Knee Replacement, Total
A total knee replacement (arthroplasty) is a surgical procedure in which the articular surfaces of the tibia, femur, and patella are replaced with prosthetic devices. It is performed to relieve joint pain that has not been controlled by conservative management and/or improve joint mobility in persons with severe arthritis, congenital knee deformity, hemophilic arthropathy, or severe intraarticular injury.
There are a variety of prostheses available. The type most frequently used is the tricompartmental prostheses that has separate femoral, tibial, and patellar components. Fixation of the prostheses is accomplished by using a cement-like agent called polymethylmethacrylate or, if left uncemented, by bone ingrowth into the porous outer surface on the prostheses.

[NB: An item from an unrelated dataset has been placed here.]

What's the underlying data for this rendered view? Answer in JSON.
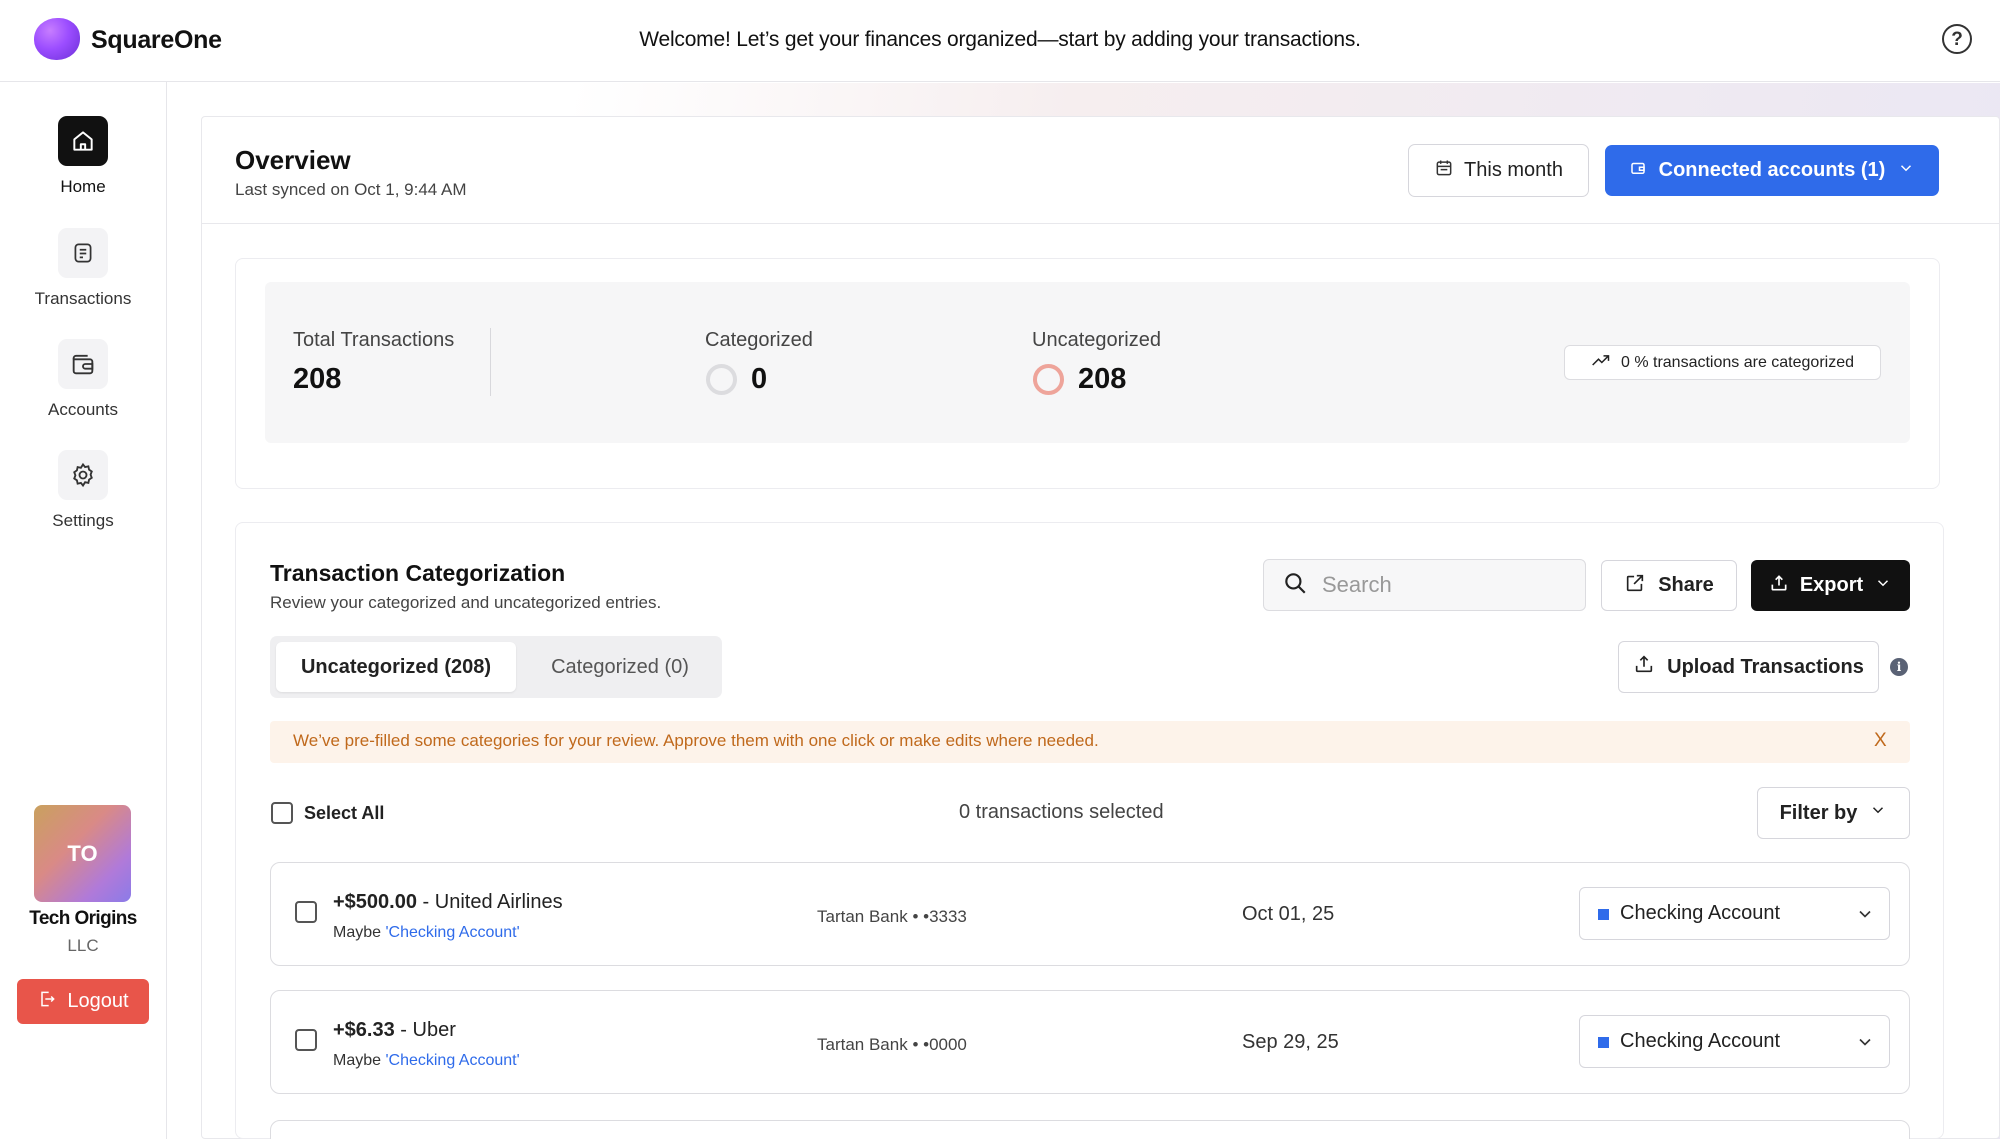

Risk for peripheral neurovascular dysfunction: operative extremity
Acute pain: knee
Actual/Risk for impaired tissue integrity
Impaired physical mobility
Risk for infection: operative knee
Risk for falls
dislocation of knee prosthesis(es) or stress fracture of tibia or femur
fat embolism syndrome (FES)
Deficient knowledge, Ineffective therapeutic regimen management, or Ineffective health maintenance